Rick Bonnell of The Charlotte Observer: For point guard Kemba Walker, flying to Charlotte this week was no big deal: A chance to get some summertime run on the basketball court and an opportunity to spend time with the coaching staff and rookie Cody Zeller. To new Charlotte Bobcats coach Steve Clifford, it was huge. “It shows a commitment, a seriousness about getting better,’’ Clifford said after morning practice Tuesday. “He’s going to practice twice today, completely on his own. From both a basketball and leadership standpoint, it speaks volumes. It will speed up the process for everybody.” Walker, the Bobcats’ leading scorer last season, volunteered to work out with the summer-league team this week. As team president of basketball operations Rod Higgins sometimes says, Walker has been handed the keys to the car. This is his way of living up to that faith.
Jerry Zgoda of the Star Tribune: The Timberwolves are set to publicly introduce newly signed Kevin Martin on Wednesday morning. His arrival finally gives the team a legitimately sized (6-7) shooting guard and reunites Martin with Wolves coach Rick Adelman for the third time in their NBA careers. David Thorpe — Martin’s personal coach, ESPN.com analyst and executive director Florida’s Pro Training Center — recently discussed with Jerry Zgoda the player he has trained since Martin was 19. Q Other than nearly 28 million other reasons, why is this marriage between Kevin and the Wolves now the right fit? A He just felt so good about being part of a team that’s ready to make a resurgence, in a system he knew, with a coach he trusted 100 percent. He has never played with a guy like Kevin Love and for all the points he’s scored, he has never played with a point guard — like Ricky Rubio — who was looking to get him the ball more than he looked to score himself.
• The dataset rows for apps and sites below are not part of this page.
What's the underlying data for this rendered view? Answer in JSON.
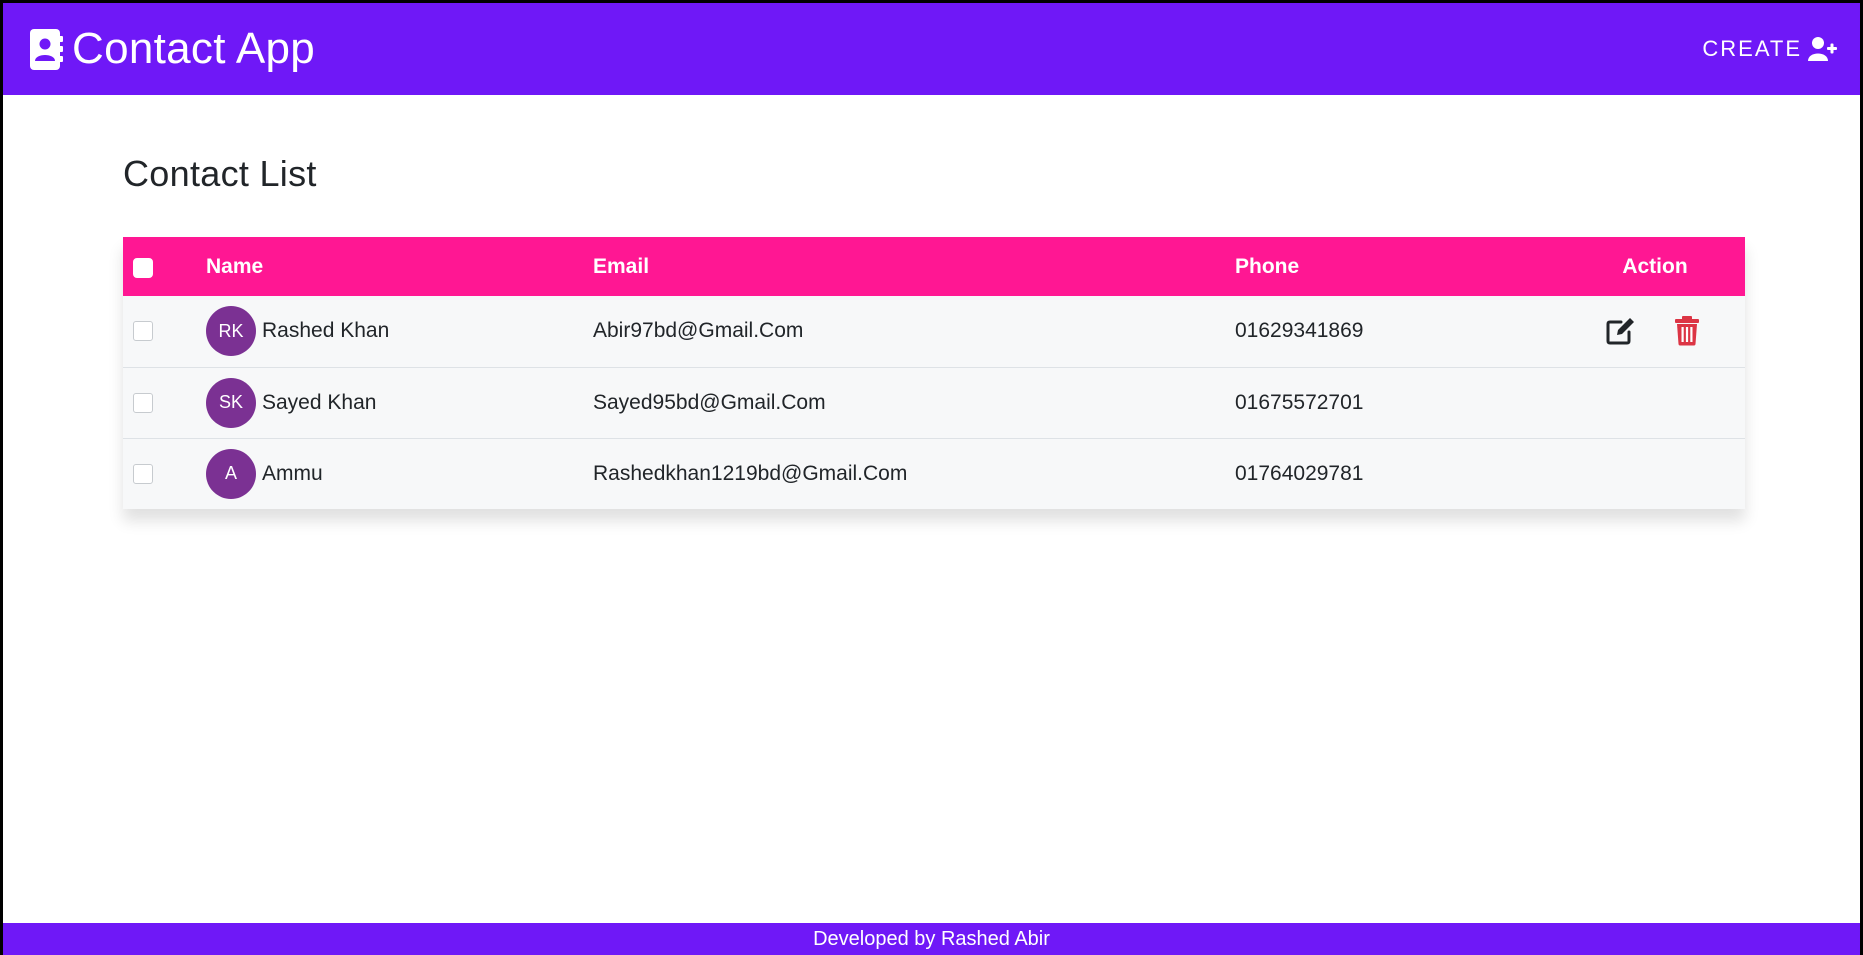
{
  "navbar": {
    "brand_text": "Contact App",
    "brand_icon": "address-book-icon",
    "create_label": "CREATE",
    "create_icon": "user-plus-icon"
  },
  "page": {
    "title": "Contact List"
  },
  "table": {
    "columns": [
      "Name",
      "Email",
      "Phone",
      "Action"
    ],
    "rows": [
      {
        "initials": "RK",
        "name": "Rashed Khan",
        "email": "Abir97bd@Gmail.Com",
        "phone": "01629341869",
        "has_actions": true
      },
      {
        "initials": "SK",
        "name": "Sayed Khan",
        "email": "Sayed95bd@Gmail.Com",
        "phone": "01675572701",
        "has_actions": false
      },
      {
        "initials": "A",
        "name": "Ammu",
        "email": "Rashedkhan1219bd@Gmail.Com",
        "phone": "01764029781",
        "has_actions": false
      }
    ],
    "action_icons": [
      "edit-icon",
      "trash-icon"
    ]
  },
  "footer": {
    "text": "Developed by Rashed Abir"
  },
  "colors": {
    "navbar": "#6f18f7",
    "table_header": "#ff1793",
    "avatar": "#7b3193",
    "delete": "#dc3545"
  }
}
Mike Ganter of the Toronto Sun: As the Raptors summer league team assembles here in the desert for the next two weeks, the big question is what direction new Raptors general manager and president Masai Ujiri will take with this year’s roster. That direction should begin to become clearer over the next week as the league moratorium ends today and the backload of signings and trades over the past few weeks become official. Ujiri hasn’t tipped his hand yet as to where he wants to take this roster this year and whatever transpires or doesn’t transpire in Vegas is expected to have much of an impact on that decision. While at least four Raptors for next year’s roster will play here in Vegas including Jonas Valanciunas, Terrence Ross, Quincy Acy and the recently signed point guard Julyan Stone, it’s going to be the call on whether Ujiri can turn some of his surplus wings into something else that will likely set the tone for the season.